As part of a larger Department of Defense contract, wireless carrier T-Mobile will be providing 70,000 lines of wireless service to the Department of Veterans Affairs to increase the availability of telehealth services to veterans, the company announced today.

“Deploying this type of service across all of our locations not only connects VHA staff with the people and data they need, it makes them more accessible to our veterans as well,” Dr. Steven Lieberman, executive in charge at the Veterans Health Administration, said in a statement. “Whether it’s at a medical center, a community clinic or via the VA Video Connect telemedicine platform, our ongoing goal is to improve patient outcomes by reaching veterans wherever they are.”

The deal makes T-Mobile the primary wireless provider for the VA. The lines will connect patients at outpatient facilities or at home to a variety of VA personnel including doctors, nurses, social workers, and crisis hotline staff. The deal is part of a five-year $993.5 million contract between the DoD, T-Mobile, AT&T, and Verizon.

Why it matters

According to T-Mobile's press release, veterans drive an average of 25 to 50 miles for care. The VA has been turning to telehealth for some time to ease that burden. However expanded telehealth services don't mean much without reliable networks to deliver them over. This deal with the VA, which T-Mobile says it plans to expand over time, will help to facilitate those efforts.

What's the trend

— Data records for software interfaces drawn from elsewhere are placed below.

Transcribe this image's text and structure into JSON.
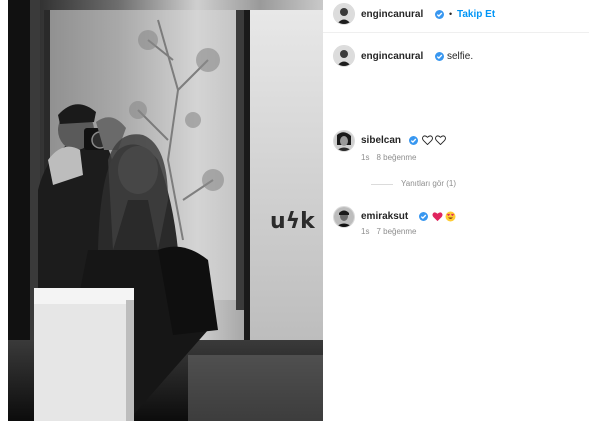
{
  "post": {
    "author": "engincanural",
    "follow_label": "Takip Et",
    "separator": "•",
    "caption": "selfie."
  },
  "comments": [
    {
      "username": "sibelcan",
      "text_icons": [
        "white-heart",
        "white-heart"
      ],
      "time": "1s",
      "likes": "8 beğenme",
      "replies": "Yanıtları gör (1)"
    },
    {
      "username": "emiraksut",
      "text_icons": [
        "red-heart",
        "heart-eyes"
      ],
      "time": "1s",
      "likes": "7 beğenme"
    }
  ],
  "colors": {
    "link_blue": "#0095f6",
    "verified_blue": "#3897f0",
    "muted_text": "#8e8e8e"
  }
}
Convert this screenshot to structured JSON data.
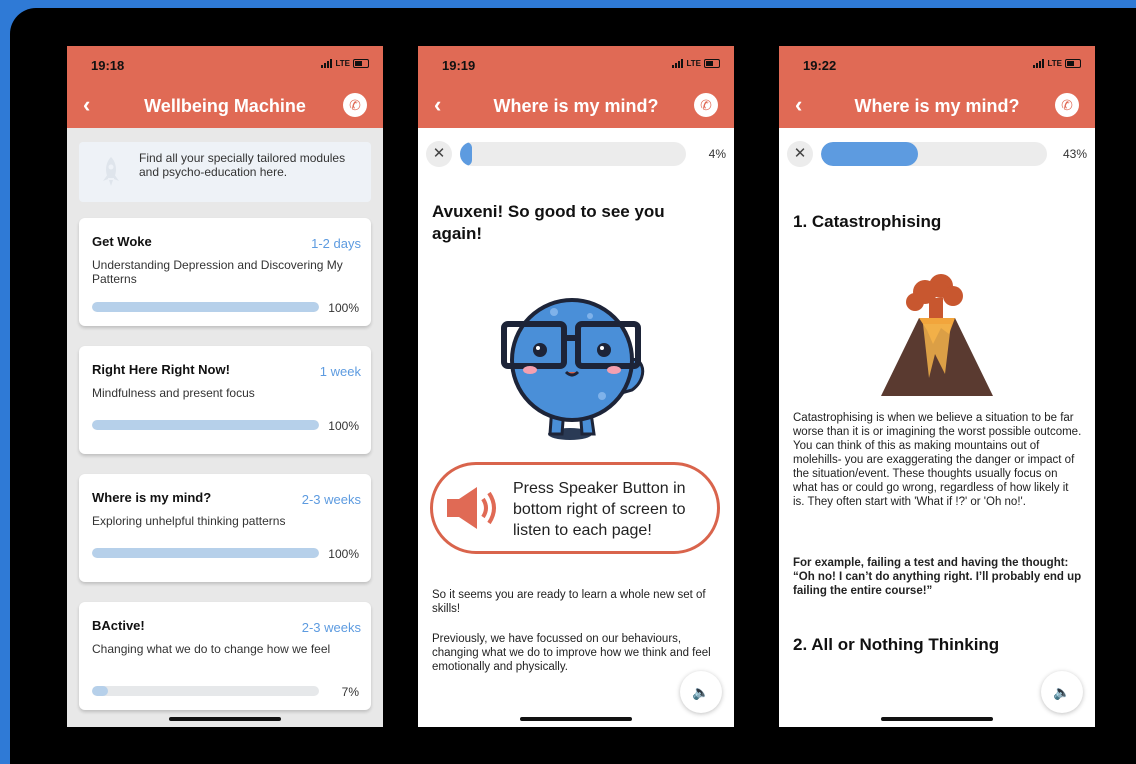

In general, the VA has been making telehealth a priority lately. In May of this year, the VA finalized the federal rule allowing providers to deliver patient care across state lines and outside of a VA facility using telemedicine. Earlier this year Dr. Neil Evans, chief officer for the Office of Connected Care in the VHA, told HIMSS Media a little bit about the department's strategy.

"There are certainly compelling use cases for connected technologies to allow us to better take care of patients in rural part of America where distance is a barrier to receiving healthcare,” he said at the time. “The goal is to have increasingly convenient, care but also fully established with the veteran’s care team.”

And T-Mobile isn't the only company the VA has recently announced a contract with. Last week medical communications company Spok Health announced that it inked a deal with Standard Communications to expand its Spok Care Connect messaging service to more VA healthcare systems. And the Wall Street Journal reported last month that the VA is in talks with Apple about creating a PHR for the department.

On the record

“Veterans truly represent the heart and soul of this nation,” John Legere, CEO of T-Mobile, said in a statement. “I can’t think of a greater honor than to help VA expand access to exceptional health care for the men and women who have served our country. I’m incredibly proud to provide the wireless network, devices and support to help VA employees engage with veterans while expanding telehealth and other innovative services.”